From Longman Dictionary of Contemporary Englishentangleen‧tan‧gle /ɪnˈtæŋɡəl/ verb [transitive always + adverb/preposition]1MOVE/CHANGE POSITIONto make something become twisted and caught in a rope, net etcbe/get entangled in/with somethingSmall animals can get entangled in the net.2to involve someone in an argument, a relationship, or a situation that is difficult to escape from opp disentanglebe/get etc entangled in somethingfears that the US could get entangled in another warbe/get etc entangled with somebodyI didn’t want to become entangled with my best friend’s wife. Grammar Entangle is usually passive. —entangled adjective→ See Verb table
Examples from the Corpus

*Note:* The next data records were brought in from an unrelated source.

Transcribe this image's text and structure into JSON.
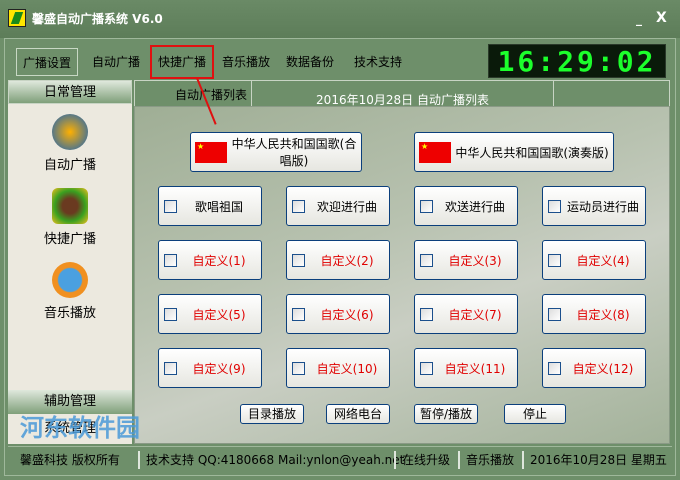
{
  "window": {
    "title": "馨盛自动广播系统 V6.0",
    "minimize": "_",
    "close": "X"
  },
  "menu": [
    "广播设置",
    "自动广播",
    "快捷广播",
    "音乐播放",
    "数据备份",
    "技术支持"
  ],
  "clock": "16:29:02",
  "sidebar": {
    "header": "日常管理",
    "items": [
      {
        "label": "自动广播",
        "icon": "globe-icon"
      },
      {
        "label": "快捷广播",
        "icon": "palm-tree-icon"
      },
      {
        "label": "音乐播放",
        "icon": "play-icon"
      }
    ],
    "aux": "辅助管理",
    "system": "系统管理"
  },
  "tabs": {
    "list": "自动广播列表",
    "title": "2016年10月28日 自动广播列表"
  },
  "anthems": [
    "中华人民共和国国歌(合唱版)",
    "中华人民共和国国歌(演奏版)"
  ],
  "songs": [
    "歌唱祖国",
    "欢迎进行曲",
    "欢送进行曲",
    "运动员进行曲"
  ],
  "custom": [
    "自定义(1)",
    "自定义(2)",
    "自定义(3)",
    "自定义(4)",
    "自定义(5)",
    "自定义(6)",
    "自定义(7)",
    "自定义(8)",
    "自定义(9)",
    "自定义(10)",
    "自定义(11)",
    "自定义(12)"
  ],
  "controls": [
    "目录播放",
    "网络电台",
    "暂停/播放",
    "停止"
  ],
  "status": {
    "copyright": "馨盛科技 版权所有",
    "support": "技术支持 QQ:4180668  Mail:ynlon@yeah.net",
    "upgrade": "在线升级",
    "music": "音乐播放",
    "date": "2016年10月28日 星期五"
  },
  "watermark": "河东软件园",
  "colors": {
    "accent": "#e01010",
    "clock": "#1cff2c",
    "custom_text": "#e00000"
  }
}
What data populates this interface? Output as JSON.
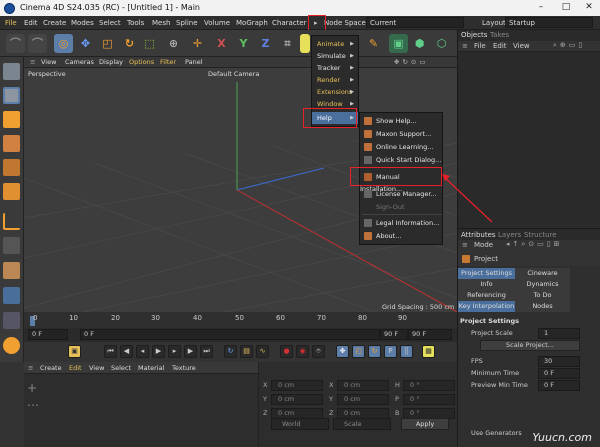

entangle• That is that this is a case where the legalprocess and the political process have become entangled..• They have, through happenstance, and the nature of urban life that crunches lives and experiences together, simply become entangled.• In other words, the more deeply entangled he becomes, the freer he is.• We have been entangled in the numbers game too long.• At best, they can entangle the nets of a fishingboat and kill the crew.• The influence of wages is more difficult to assess because cause and effect are entangled with one another.be/get entangled in/with something• Basu tried to stop them, her armentangled in the seatbelt.• He went quickly up the metalstaircase, leaving Amanda entangled with a group below.• J., we become so entangled in the tale that its considerablelength is hardly noticeable.• I was entangled in a world of strife Before I had the power to change my life.• Mr Kalnins is lying inbed, entangled in the covers.• Penguins have been found entangled in lengths of fishing net.• Dolphins and porpoises are being entangled in monofilament deathtraps throughout the world, and a great many drownings go unreported.• We have been entangled in the numbers game too long.be/get etc entangled in something• They lost all their money after getting entangled in a bad realestatedeal.